(Prompt)
Only the lines holding "icon" are wanted; find them in the listing and return each one.

(Exercise data)
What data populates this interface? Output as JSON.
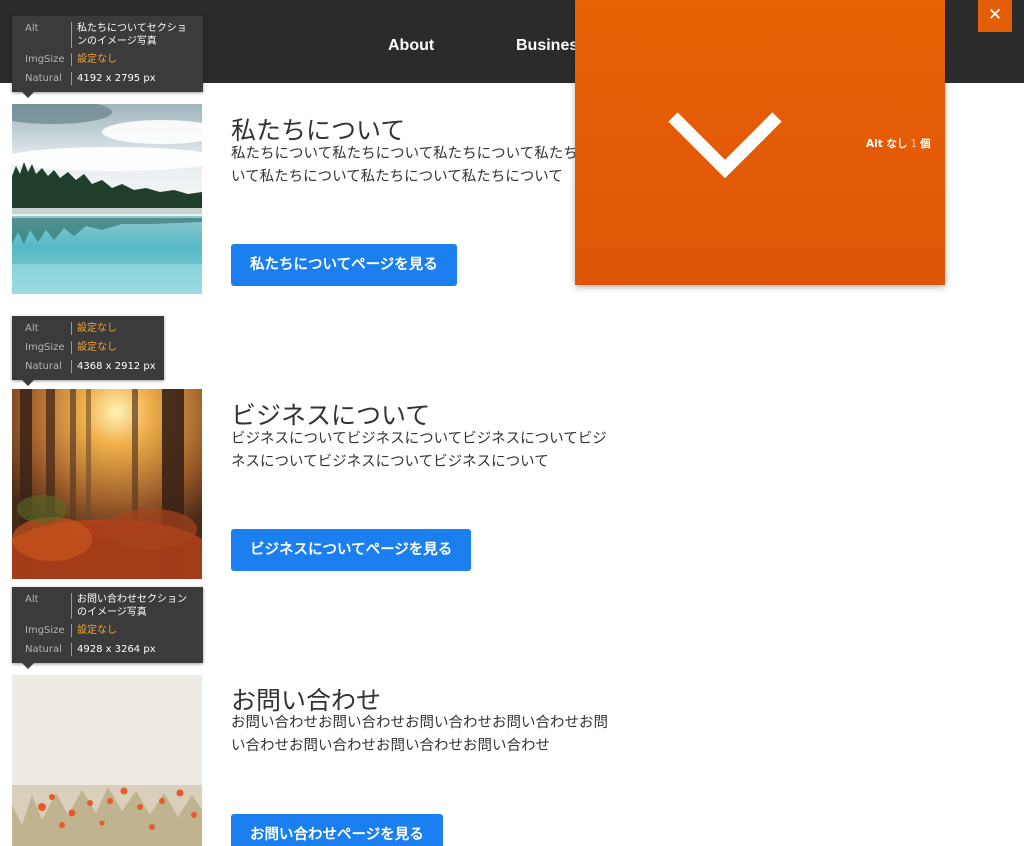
{
  "nav": {
    "items": [
      {
        "label": "About"
      },
      {
        "label": "Business"
      }
    ]
  },
  "sections": [
    {
      "title": "私たちについて",
      "text": "私たちについて私たちについて私たちについて私たちについて私たちについて私たちについて私たちについて",
      "button": "私たちについてページを見る",
      "image_info": {
        "alt_label": "Alt",
        "alt_value": "私たちについてセクションのイメージ写真",
        "imgsize_label": "ImgSize",
        "imgsize_value": "設定なし",
        "natural_label": "Natural",
        "natural_value": "4192 x 2795 px"
      }
    },
    {
      "title": "ビジネスについて",
      "text": "ビジネスについてビジネスについてビジネスについてビジネスについてビジネスについてビジネスについて",
      "button": "ビジネスについてページを見る",
      "image_info": {
        "alt_label": "Alt",
        "alt_value": "設定なし",
        "imgsize_label": "ImgSize",
        "imgsize_value": "設定なし",
        "natural_label": "Natural",
        "natural_value": "4368 x 2912 px"
      }
    },
    {
      "title": "お問い合わせ",
      "text": "お問い合わせお問い合わせお問い合わせお問い合わせお問い合わせお問い合わせお問い合わせお問い合わせ",
      "button": "お問い合わせページを見る",
      "image_info": {
        "alt_label": "Alt",
        "alt_value": "お問い合わせセクションのイメージ写真",
        "imgsize_label": "ImgSize",
        "imgsize_value": "設定なし",
        "natural_label": "Natural",
        "natural_value": "4928 x 3264 px"
      }
    }
  ],
  "alt_checker": {
    "prefix": "Alt なし",
    "count": "1",
    "suffix": "個",
    "toggle_icon": "chevron-down-icon",
    "close_label": "✕",
    "close_icon": "close-icon",
    "panel_color": "#e35e08"
  },
  "colors": {
    "button": "#1b7ff0",
    "nav_bg": "#2b2b2b",
    "warning_text": "#f2a32c"
  }
}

(Answer to the exercise)
    "toggle_icon": "chevron-down-icon",
    "close_icon": "close-icon",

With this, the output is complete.